**Task to carry out:** The answer is a single figure: how many lines below contain the word "title".
*** Opening Dataset records ***
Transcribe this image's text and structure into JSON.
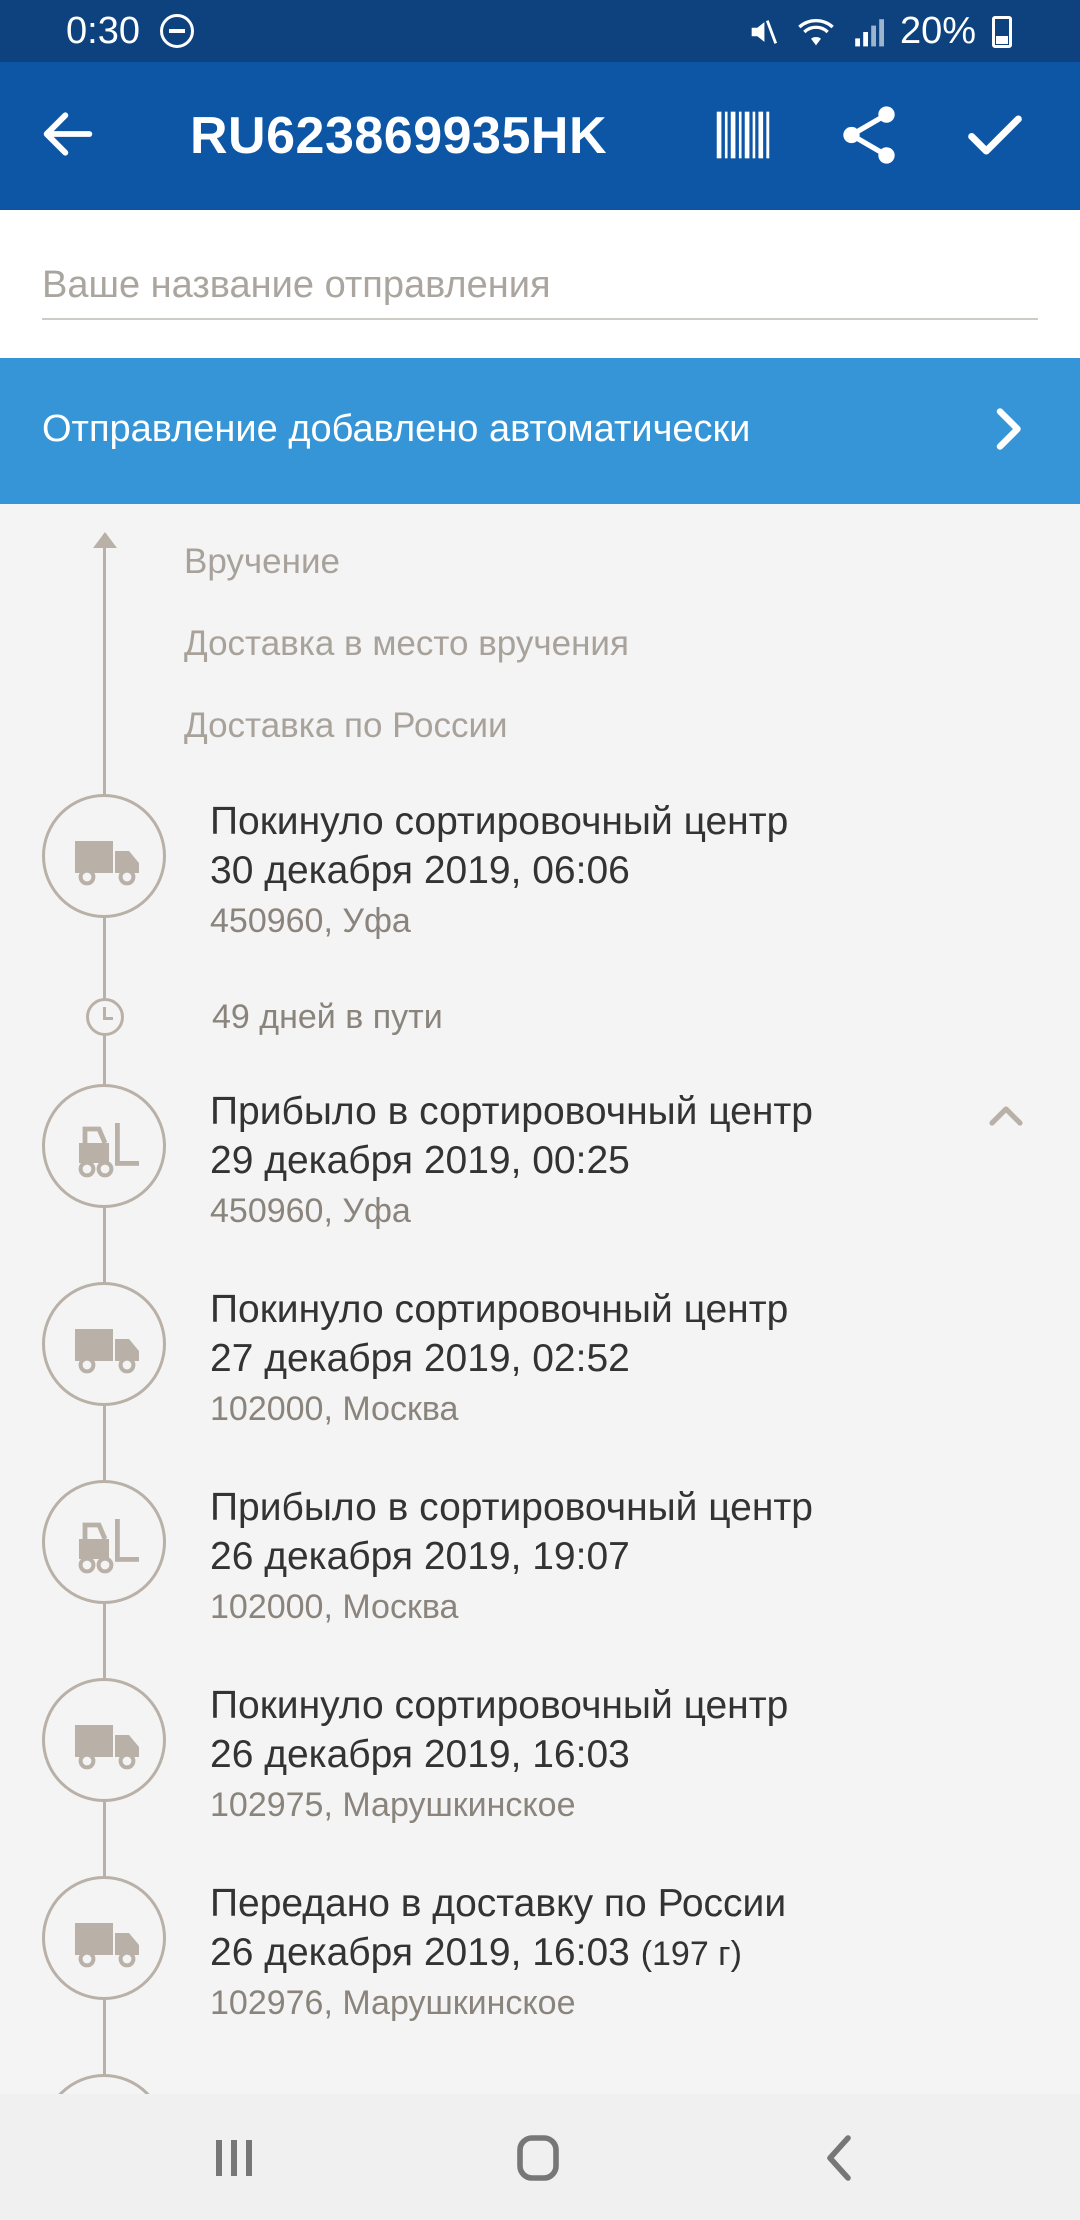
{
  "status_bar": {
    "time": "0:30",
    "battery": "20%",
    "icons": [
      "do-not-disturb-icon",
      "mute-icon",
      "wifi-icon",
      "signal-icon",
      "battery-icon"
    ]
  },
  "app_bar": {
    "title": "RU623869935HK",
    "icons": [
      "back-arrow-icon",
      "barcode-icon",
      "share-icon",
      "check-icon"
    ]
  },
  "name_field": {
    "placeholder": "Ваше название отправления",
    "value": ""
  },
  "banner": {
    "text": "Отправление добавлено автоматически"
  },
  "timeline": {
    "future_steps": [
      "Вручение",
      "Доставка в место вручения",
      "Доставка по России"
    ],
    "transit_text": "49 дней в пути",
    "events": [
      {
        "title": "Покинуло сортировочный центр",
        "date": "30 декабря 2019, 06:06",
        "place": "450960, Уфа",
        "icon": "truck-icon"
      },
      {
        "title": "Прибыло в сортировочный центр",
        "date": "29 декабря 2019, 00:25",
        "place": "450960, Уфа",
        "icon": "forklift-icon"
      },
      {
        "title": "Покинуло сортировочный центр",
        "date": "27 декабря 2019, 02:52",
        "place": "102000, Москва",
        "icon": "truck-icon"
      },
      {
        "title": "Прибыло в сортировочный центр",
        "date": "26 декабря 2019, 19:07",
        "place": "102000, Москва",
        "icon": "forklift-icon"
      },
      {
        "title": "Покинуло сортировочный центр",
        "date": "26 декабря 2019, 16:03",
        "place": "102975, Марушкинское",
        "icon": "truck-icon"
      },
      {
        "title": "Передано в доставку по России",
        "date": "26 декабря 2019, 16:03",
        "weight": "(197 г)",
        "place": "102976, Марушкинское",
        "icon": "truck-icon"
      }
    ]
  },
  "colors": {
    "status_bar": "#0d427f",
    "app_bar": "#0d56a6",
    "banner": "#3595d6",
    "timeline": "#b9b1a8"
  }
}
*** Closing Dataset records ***
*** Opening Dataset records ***
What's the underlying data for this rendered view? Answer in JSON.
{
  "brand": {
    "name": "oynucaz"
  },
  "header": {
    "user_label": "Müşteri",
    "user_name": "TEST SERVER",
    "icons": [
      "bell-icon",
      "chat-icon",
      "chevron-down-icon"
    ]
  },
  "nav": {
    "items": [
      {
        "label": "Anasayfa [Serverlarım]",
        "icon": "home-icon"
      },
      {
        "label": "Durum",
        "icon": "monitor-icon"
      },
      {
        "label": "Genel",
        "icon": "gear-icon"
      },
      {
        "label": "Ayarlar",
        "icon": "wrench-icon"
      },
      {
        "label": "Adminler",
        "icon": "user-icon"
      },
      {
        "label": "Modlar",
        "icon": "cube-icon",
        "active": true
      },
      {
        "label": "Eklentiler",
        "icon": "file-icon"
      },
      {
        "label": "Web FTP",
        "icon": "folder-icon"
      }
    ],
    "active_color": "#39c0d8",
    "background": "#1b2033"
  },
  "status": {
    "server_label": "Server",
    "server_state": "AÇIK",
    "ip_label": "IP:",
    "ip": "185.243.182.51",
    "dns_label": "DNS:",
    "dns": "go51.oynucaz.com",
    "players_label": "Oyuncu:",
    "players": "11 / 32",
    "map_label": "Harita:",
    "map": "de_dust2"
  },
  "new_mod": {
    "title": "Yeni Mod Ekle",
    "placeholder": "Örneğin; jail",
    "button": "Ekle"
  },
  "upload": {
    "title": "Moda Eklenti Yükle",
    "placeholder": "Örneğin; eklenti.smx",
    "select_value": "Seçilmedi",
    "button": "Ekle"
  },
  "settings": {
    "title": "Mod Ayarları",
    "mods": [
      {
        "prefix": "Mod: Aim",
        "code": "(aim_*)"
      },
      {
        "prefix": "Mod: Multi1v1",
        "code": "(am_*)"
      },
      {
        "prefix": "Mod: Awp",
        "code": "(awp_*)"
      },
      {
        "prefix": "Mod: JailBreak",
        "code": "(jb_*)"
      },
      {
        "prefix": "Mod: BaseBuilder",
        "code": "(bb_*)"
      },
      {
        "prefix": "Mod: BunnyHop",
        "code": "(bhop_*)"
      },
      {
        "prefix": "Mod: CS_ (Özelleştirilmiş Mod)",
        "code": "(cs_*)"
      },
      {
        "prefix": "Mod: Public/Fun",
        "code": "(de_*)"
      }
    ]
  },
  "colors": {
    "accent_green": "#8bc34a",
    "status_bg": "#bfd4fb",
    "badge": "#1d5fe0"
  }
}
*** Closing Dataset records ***
**Result below:** 10